With STREAT finding financial security and proving increased scalability, this year one focus is on promoting STREAT’s green strategies and further decreasing its own food and packaging footprint. Bec wants “as much goodness as possible” in every droplet of their coffee – an attitude that sees the business incorporate at least 13 other social enterprises and B-Corporations into its supply chain, from Thankyou hand wash and Who Gives A Crap toilet paper to fruit and veg from fresh produce wholesaler Spade & Barrow and alcohol from Kooks, Goodwill Wine, and The Good Beer Co.
As STREAT enters its eighth year in operation, Bec and her growing team are as committed as ever to helping youth access the services they desperately need. So far the organisation has helped over 800 young people, most of whom have gone on to find stable employment. But Bec is under no illusion that their work is done, adding that there are still tens of thousands that need help.
“I’m very realistic about the fact that we’re just done this tiny, tiny drop in the ocean – and that ocean is very big and very deep. I just want STREAT to keep committing to doing as much good as possible and keep building enterprises to be part of that solution. We’re just getting started.”
Thanks to local hero Bec Scott for taking the time to chat, and to our former editorial assistant & professional word-weaver Hudson Brown for penning this piece. You can spot us in the line for coffee at STREAT Collingwood most weekdays, but to find out more about the wonderful work of our dear neighbours, head on over to streat.com.au.

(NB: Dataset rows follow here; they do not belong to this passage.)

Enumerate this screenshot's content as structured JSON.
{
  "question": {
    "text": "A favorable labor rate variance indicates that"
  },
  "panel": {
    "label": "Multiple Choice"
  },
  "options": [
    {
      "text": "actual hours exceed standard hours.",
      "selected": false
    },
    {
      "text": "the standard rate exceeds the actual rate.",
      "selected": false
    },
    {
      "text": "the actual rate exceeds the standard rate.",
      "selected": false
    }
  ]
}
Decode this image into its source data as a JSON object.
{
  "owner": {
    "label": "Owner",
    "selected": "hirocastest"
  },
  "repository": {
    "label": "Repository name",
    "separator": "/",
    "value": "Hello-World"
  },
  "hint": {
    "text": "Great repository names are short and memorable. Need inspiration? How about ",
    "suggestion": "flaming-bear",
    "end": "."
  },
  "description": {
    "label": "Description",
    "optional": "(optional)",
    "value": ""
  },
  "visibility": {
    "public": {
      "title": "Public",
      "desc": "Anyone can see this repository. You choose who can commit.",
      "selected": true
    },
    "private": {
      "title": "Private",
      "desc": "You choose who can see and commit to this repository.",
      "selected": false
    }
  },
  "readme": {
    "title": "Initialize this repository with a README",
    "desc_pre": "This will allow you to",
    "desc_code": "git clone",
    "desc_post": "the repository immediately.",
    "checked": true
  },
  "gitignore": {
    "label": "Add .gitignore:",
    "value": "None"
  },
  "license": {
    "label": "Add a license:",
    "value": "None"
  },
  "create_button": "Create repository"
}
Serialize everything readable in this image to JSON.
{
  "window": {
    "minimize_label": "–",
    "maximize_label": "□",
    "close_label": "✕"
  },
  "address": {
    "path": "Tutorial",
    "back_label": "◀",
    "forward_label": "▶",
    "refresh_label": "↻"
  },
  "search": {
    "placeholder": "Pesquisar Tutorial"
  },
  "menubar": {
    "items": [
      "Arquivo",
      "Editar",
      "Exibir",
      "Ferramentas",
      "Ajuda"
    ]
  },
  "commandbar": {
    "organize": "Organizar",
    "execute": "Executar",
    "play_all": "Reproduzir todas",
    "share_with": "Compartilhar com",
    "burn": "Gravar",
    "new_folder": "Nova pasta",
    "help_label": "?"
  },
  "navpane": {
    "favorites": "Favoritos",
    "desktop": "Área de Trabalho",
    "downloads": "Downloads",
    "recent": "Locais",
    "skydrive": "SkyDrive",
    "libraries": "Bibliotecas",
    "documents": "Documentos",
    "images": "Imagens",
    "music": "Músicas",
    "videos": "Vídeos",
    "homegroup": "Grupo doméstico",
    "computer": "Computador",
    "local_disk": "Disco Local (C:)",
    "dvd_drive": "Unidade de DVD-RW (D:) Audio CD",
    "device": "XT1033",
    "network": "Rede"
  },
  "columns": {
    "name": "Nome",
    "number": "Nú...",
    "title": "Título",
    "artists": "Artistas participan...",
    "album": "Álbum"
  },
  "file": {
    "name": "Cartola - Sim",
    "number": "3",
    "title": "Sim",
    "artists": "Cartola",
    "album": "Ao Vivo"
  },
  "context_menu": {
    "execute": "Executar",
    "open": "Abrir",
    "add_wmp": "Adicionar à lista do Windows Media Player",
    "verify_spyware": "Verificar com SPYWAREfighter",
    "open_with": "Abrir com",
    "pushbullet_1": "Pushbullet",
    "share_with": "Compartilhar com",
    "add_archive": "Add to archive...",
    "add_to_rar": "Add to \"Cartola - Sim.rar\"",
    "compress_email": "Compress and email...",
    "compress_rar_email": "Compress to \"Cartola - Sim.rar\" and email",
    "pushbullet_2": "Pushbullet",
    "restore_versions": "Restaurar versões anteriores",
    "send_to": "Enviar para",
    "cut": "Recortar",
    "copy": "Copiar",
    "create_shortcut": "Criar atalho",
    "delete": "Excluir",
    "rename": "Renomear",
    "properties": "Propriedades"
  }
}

- In a time when extraordinary experiences are being promoted by cities, towns and regions as part of a tourist package, the natural environment is under pressure to enhance its existing assets in order to be shared, liked, meme-d and appreciated. Georgia Nowak – via 'Future West (Australian Urbanism)' – looks at how new tourism infrastructure in national parks could support their conservation
- Tasmanian artist Helen Wright (the artist featured on the cover of our latest print issue!) is concerned with the uneasy coalition between humans and the natural world. Through her paintings, drawings, prints and the cast sculptures we see a playful yet political reminder of the fragile balances of this relationship. Here, she shares with us some of the thinking behind her multidisciplinary practice
- It’s time for the second instalment of ‘Tokyo Life’ – the special Living Not Decorating series brought to us by R-ESTATE TOKYO. This week, Ben Davis speaks with David Glaettli – creative director of Japanese furniture brand Karimoku New Standard – about nomadic living, the influence of Kyoto on his practice, and life in his Toritsu-Daigaku home